Have you ever considered why currency prices move up and down? If you have been trading for any length of time, you understand that currency values move according to all sorts of factors. They move due to scheduled news releases, they can definitely move quite strongly due to unexpected news events, they can move based on technical levels and they can move on a daily basis due to a host of other reasons. When an international firm engages in the acquisition of a foreign company, it will have to buy and sell potentially hundreds of billions of currency, and this will cause the market to move to some degree. However, these things only move currencies in the short-term. Over the long-term currencies are driven by interest rates.
The Importance of Yield
The primary duty of every fund manager in the world is to make money for clients. Therefore, fund managers must produce positive yield each year. Each currency has an interest rate that is attached to it, which is set by its Central Bank. Therefore, the Federal Reserve, which is the Central Bank in the United States, sets interest rates for the U.S. dollar every month. Fund managers, banks, and very wealthy investors pay close attention to the changes in this interest rate because it determines how much yield they can get for their investment in that currency.

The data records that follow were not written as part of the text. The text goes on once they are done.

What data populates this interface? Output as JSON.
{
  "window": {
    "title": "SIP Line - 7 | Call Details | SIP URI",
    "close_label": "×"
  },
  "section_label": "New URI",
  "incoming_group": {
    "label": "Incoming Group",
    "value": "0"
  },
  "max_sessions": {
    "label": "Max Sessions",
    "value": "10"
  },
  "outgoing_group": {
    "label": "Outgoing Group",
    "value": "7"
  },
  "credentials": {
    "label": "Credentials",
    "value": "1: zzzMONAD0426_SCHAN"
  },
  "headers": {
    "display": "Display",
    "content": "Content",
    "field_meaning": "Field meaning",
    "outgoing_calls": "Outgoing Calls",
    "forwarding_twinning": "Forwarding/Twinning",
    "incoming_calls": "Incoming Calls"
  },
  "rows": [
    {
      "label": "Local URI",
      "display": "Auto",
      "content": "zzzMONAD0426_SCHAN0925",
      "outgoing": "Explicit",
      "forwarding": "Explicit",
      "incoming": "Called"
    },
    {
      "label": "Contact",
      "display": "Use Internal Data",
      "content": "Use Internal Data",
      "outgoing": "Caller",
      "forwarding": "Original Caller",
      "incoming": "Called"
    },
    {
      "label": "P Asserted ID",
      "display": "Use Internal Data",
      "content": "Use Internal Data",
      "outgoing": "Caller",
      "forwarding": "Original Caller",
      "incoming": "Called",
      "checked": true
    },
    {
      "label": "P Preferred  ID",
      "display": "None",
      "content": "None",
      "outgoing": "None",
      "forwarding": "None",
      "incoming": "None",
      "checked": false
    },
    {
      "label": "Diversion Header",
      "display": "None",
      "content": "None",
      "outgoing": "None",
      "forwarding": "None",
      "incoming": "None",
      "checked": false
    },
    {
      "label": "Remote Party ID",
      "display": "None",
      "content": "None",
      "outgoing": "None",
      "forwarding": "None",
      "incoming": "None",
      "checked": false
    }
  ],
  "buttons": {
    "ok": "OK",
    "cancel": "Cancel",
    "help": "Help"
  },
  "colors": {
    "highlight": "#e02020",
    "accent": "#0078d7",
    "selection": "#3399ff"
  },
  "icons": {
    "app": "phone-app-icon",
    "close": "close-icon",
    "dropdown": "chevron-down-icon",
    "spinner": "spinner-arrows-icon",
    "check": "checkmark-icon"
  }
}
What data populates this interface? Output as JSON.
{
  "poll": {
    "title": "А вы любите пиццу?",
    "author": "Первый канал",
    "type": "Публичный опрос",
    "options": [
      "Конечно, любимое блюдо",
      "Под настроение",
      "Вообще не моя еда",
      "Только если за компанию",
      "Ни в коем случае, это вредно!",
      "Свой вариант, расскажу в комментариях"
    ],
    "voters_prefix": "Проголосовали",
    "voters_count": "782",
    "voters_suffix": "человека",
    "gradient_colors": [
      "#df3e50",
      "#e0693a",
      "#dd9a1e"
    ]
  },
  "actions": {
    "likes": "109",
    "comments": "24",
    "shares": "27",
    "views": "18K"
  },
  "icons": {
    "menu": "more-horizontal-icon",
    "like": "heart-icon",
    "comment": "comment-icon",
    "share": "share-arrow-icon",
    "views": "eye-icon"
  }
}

If a fund manager is given the choice of two different investment opportunities, with both having relatively the same amount of risk, which one will the fund manager choose? Of course, he is going to choose the investment opportunity with the highest yield potential, and this is exactly why interest rates drive currency value over the long-term.
Follow the Capital Flows
Investment capital tends to flow into a currency with a high interest rate because investors are in search of higher yield; conversely, capital tends to flow out of a currency with a low interest rate because there is little incentive for investors to hold the currency at a forex broker if they are not earning any yield.
This Weekly Chart of the AUD USD shows price action from March 2001 through December 2007. You can see that the Aussie made a massive move against the dollar over the course of these 6 years. In 2001, the AUD/USD was trading at 0.4850 and by the end of 2007, it was trading at 0.9400. That means that during this 6 year period the AUD/USD moved up over 4,500 pips!
During this time period, the Federal Reserve, headed by Mr. Alan Greenspan, pursued very loose monetary policy and kept interest rates at very low levels. During the same 6 years period, Australia’s economy was growing very aggressively, and the Reserve Bank of Australia had to keep interest rates very high in order to stem inflation. This very wide interest rate yield spread led to a massive appreciation of the Aussie dollar versus the U.S. dollar.
Pairing Individual Currencies By Interest Rates
One way to strategically play interest rates in the forex market is to purposefully pair a very low-yielding currency pair and a very high-yielding currency pair. By buying the high-yielding currency pair and simultaneously selling the low-yielding currency pair, a trader can take advantage of the yield spread between the two currencies and possibly catch an appreciation in the high-yielding currency. This trading strategy is known as the carry trade—which is traditionally defined as borrowing money in a low-yielding currency and then buying a high-yielding currency. This strategy tends to do quite well during times of high risk appetite, but when risk aversion hits the market, investors liquidate risky positions and the carry trade falls apart